This master class takes a glimpse into the life of a busy Los Angeles Studio Player. What things are important in building a career and the things that go into maintaining it as well. With the diversity of different areas of recording: Motion Pictures, Television, Jingles and Record Dates, there are different challenges with each area. Topics to be discussed include: the balance between terror and boredom, usual equipment and instrument requirements, different musical styles used, techniques for sustaining concentration for long periods of time, and thoughts about the industry as a whole. Bring your questions and enjoy.
James Olcott, reporter
Los Angeles trumpet pro Jon Lewis, featured earlier in the ITG conference as soloist with the Texas Christian University Wind Ensemble, gave an extended presentation that gave a glimpse into the life of a busy studio player.
Lewis touched on many subjects, including building and maintaining a career, the challenges involved with being a studio player, and the need to create an individuality in ones playing while at the same time being able to copy and create any style of music necessary for the needs of the music and continuity of sound within the section. Each player of high stature has some sort of icon, he said, and the folks responsible for the hiring often ask for a particular player because of his particular sound or musical approach.
Claiming that he is mediocre at everything rather than an expert at one or another style, Lewis has proved, through his body of work, that he is deemed by fellow players, contractors, writers, and even producers to be one of the tops in the business, as he works almost daily in top recording studios.
Lewis did very little playing other than to demonstrate warm-ups, sound, and style. Rather, he spoke of the importance of mental focus, consistency and dependability, and the challenge of playing take after take after take, each time playing the part in front of you right in every way. You have no control over anything, he said. Balance, volume, style, number of takes, physical conditions, etc., are all in the hands of the arrangers, engineers, and producers, adding that such conditions can get frustrating at times.
Lewis comments were well received by the more than 125 people in the audience.
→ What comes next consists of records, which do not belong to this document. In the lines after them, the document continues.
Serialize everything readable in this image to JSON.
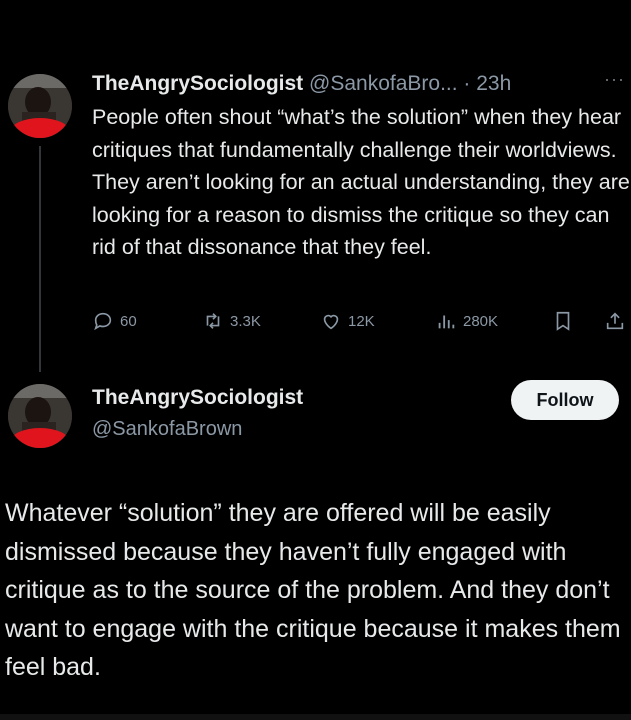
{
  "tweet1": {
    "display_name": "TheAngrySociologist",
    "handle_time": "@SankofaBro... · 23h",
    "more": "···",
    "text": "People often shout “what’s the solution” when they hear critiques that fundamentally challenge their worldviews. They aren’t looking for an actual understanding, they are looking for a reason to dismiss the critique so they can rid of that dissonance that they feel.",
    "actions": {
      "replies": "60",
      "reposts": "3.3K",
      "likes": "12K",
      "views": "280K"
    }
  },
  "tweet2": {
    "display_name": "TheAngrySociologist",
    "handle": "@SankofaBrown",
    "follow_label": "Follow",
    "text": "Whatever “solution” they are offered will be easily dismissed because they haven’t fully engaged with critique as to the source of the problem. And they don’t want to engage with the critique because it makes them feel bad."
  },
  "icons": {
    "reply": "reply-icon",
    "repost": "repost-icon",
    "like": "heart-icon",
    "views": "views-icon",
    "bookmark": "bookmark-icon",
    "share": "share-icon"
  },
  "colors": {
    "background": "#000000",
    "text": "#e7e9ea",
    "muted": "#8b98a5",
    "follow_bg": "#eff3f4"
  }
}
He did mention at the outset that, due to the fact that most of the master class attendees were trumpet players, and some of them highly respected colleagues, he can be cool as a cucumber when that red light in the studio goes on, but in front of you all, Im as nervous as a cat.